Huck Finn

Adam Calhoun’s heat map of punctuation in Huckleberry Finn.

Anyone who writes seriously pays attention to punctuation; we know that. That devilish comma in the Second Amendment has spawned countless 21st-century opinion columns despite its obvious roots in 18th-century conventions. But only this past week did I discover a tiny branch of study devoted only to punctuation patterns.

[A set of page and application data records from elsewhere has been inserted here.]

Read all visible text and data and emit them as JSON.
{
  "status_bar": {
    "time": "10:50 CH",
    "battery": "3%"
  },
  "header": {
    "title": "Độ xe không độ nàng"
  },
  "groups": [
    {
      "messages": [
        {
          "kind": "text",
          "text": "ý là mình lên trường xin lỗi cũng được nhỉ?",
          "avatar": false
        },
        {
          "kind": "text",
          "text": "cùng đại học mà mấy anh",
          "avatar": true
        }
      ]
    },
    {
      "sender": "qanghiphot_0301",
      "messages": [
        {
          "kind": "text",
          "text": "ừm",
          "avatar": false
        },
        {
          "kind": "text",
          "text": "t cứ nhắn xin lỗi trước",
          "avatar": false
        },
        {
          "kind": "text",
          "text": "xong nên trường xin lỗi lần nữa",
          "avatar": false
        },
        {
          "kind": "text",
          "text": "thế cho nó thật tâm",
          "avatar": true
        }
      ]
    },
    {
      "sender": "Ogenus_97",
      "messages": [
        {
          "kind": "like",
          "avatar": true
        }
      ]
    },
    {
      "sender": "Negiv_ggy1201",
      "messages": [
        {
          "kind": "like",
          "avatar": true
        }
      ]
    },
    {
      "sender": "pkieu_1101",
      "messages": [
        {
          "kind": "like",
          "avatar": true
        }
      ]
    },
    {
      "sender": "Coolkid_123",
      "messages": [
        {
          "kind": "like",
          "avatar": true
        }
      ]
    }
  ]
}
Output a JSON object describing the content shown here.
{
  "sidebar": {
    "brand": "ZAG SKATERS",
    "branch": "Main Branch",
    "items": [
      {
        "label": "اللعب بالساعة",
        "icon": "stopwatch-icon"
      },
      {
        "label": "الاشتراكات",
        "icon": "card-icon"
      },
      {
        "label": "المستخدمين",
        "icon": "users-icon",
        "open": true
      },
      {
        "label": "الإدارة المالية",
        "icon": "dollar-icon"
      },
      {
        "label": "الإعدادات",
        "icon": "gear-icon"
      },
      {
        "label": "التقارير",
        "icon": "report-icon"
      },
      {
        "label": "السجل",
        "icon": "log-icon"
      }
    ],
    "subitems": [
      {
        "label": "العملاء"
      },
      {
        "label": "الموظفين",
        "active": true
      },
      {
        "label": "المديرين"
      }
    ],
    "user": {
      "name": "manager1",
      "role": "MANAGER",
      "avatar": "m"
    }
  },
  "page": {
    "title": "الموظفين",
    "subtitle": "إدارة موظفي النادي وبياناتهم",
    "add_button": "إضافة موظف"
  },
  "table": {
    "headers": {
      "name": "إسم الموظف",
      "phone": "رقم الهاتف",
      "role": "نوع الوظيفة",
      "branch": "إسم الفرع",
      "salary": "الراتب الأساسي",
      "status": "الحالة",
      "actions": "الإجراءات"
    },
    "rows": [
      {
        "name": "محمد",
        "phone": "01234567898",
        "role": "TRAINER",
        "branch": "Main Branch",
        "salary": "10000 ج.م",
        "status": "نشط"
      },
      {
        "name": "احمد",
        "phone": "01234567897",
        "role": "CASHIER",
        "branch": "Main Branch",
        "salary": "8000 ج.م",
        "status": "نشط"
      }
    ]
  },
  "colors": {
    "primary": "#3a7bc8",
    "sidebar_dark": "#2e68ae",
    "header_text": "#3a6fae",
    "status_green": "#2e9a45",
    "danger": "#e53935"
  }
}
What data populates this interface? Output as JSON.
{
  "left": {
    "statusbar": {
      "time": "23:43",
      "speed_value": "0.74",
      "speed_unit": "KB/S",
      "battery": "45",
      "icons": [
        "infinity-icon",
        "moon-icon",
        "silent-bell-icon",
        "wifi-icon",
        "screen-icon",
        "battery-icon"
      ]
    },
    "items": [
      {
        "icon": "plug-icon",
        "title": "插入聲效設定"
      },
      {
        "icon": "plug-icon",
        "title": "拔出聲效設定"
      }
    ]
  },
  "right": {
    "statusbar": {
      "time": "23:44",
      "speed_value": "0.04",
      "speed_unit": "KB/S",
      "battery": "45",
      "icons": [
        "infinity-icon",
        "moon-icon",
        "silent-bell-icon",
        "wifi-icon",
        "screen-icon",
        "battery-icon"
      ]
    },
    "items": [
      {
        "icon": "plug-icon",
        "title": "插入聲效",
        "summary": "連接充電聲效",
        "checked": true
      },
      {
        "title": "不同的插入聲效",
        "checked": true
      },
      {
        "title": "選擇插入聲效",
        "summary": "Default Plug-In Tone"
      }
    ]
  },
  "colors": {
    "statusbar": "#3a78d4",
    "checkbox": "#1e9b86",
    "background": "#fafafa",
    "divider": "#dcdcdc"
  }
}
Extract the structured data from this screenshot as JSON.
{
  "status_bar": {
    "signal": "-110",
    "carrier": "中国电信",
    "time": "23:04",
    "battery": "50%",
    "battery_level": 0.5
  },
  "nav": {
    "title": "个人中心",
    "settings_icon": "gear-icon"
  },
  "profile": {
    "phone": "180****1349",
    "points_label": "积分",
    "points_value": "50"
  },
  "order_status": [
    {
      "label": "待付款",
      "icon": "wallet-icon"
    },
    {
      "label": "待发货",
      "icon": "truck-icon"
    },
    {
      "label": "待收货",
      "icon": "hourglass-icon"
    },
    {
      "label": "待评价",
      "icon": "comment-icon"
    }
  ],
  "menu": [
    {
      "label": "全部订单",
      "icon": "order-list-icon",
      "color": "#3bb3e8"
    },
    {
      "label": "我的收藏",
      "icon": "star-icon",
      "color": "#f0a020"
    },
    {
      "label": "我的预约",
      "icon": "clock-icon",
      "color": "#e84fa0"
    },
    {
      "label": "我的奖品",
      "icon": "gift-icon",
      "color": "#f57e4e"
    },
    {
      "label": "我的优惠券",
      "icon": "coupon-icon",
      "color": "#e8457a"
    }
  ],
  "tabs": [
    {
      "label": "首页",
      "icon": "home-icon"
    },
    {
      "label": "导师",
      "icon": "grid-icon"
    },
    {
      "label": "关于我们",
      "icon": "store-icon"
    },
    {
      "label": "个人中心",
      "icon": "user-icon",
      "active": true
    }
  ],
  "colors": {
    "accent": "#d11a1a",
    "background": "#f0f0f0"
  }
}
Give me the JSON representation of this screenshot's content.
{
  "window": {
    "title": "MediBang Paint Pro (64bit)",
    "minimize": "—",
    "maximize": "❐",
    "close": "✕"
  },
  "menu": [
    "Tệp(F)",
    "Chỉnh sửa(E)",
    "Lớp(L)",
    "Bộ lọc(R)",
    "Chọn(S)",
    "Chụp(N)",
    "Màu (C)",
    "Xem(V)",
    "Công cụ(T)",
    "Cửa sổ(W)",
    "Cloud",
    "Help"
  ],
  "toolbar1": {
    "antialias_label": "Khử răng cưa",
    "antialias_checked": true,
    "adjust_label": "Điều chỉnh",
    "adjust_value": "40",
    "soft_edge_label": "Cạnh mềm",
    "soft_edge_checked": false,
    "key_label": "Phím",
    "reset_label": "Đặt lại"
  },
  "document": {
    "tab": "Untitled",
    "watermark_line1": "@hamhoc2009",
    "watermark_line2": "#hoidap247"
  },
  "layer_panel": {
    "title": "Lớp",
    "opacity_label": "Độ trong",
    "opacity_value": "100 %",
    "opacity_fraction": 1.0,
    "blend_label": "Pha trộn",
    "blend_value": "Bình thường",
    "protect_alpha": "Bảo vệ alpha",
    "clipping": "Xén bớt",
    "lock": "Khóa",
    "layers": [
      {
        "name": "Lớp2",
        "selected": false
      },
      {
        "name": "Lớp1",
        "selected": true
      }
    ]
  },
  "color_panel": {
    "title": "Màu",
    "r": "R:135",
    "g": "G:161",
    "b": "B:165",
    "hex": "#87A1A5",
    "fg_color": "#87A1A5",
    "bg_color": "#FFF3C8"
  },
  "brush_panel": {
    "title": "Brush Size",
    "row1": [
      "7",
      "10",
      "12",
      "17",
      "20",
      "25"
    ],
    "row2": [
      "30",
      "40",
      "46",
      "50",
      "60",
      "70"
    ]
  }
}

Adam Calhoun, an eclectic neuroscientist at Princeton, found himself drawn to the artist Nicholas Rougeux’s series of…